Aging alters multiple functions in your body. Hearing loss can be one of them. Age-related hearing loss, also known as presbycusis, is commonly seen in older adults. Studies show approximately 1-2 adults over the age of 65 have hearing loss and half of those over the age of 75 experience difficulty in hearing.
Hearing loss happens when there is a decrease in the perception of sound. It can be partial or total, sudden or gradual, temporary or permanent, affecting one or both the ears.
Causes of age-related hearing loss
Age-related hearing loss occurs gradually over time. The main cause can be various changes in the inner ear, including:
- Changes in the structures of the inner ear
- Changes in blood flow to the ear
- Impairment in the nerves responsible for hearing
- Changes in the way that the brain processes speech and sound
- Damage to the tiny hairs in the ear that are responsible for transmitting sound to the brain
Following conditions or disorders can also be responsible for Age-related hearing loss:
- Poor circulation
- Exposure to loud noises
- Certain medications
- The family history of hearing loss
Symptoms of age-related hearing loss
- Inability to hear high-pitched sounds (voices of females or children)
- Certain sounds seeming overly loud
- Difficulty hearing in areas that are noisy
- Difficulty hearing the difference between “s” and “th” sounds
- Ringing in the ears(tinnitus)

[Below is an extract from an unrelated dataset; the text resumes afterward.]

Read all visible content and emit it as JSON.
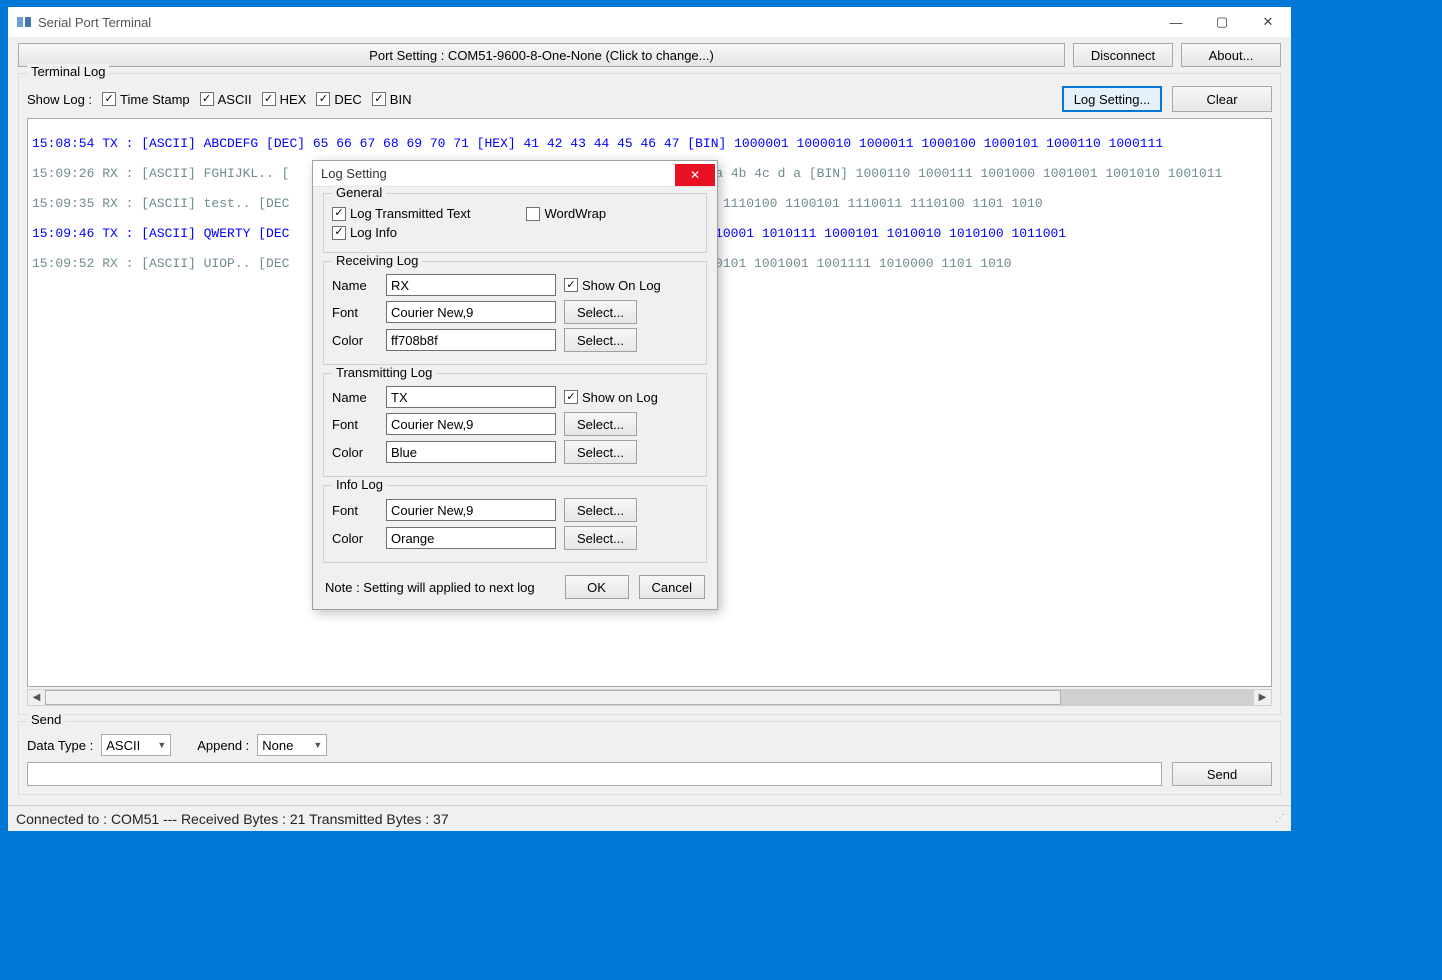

- Turning up the volume on the television or radio louder than normal
- Asking people to repeat themselves
- Being unable to understand conversations over the telephone
- Discharge or bleeding from the ear
- Deep earache, or pain in the ear canal
- Pressure or a “stuffy” feeling inside the ears
- Dizziness or problems with balance or equilibrium
The doctor needs to be notified of any of these symptoms. Sometimes hearing problems can be serious. Seek professional advice as soon as possible.
Visit an ear specialist to get the right diagnosis and treatment. An otolaryngologist will try to find out why you’re having trouble hearing and offer treatment options. An audiologist will identify and measure the type and degree of hearing loss. A hearing aid specialist evaluates basic hearing tests, offer counseling, and fit and test hearing aids.
Age-related hearing loss is a get s worse with time. As such, there is no cure for age-related hearing loss. However, using the following assistive devices can improve the hearing ability:
- Assistive devices, such as telephone amplifiers
- Lessons in sign language or lip reading (for severe hearing loss)
In people who are severely hard of hearing, the doctor may recommend a cochlear implant which is surgically implanted into the ear to make sounds somewhat louder.
Visit our ENT specialist (otolaryngologist), Dr. Mohit Bhutani, at CMC for consultation regarding hearing loss.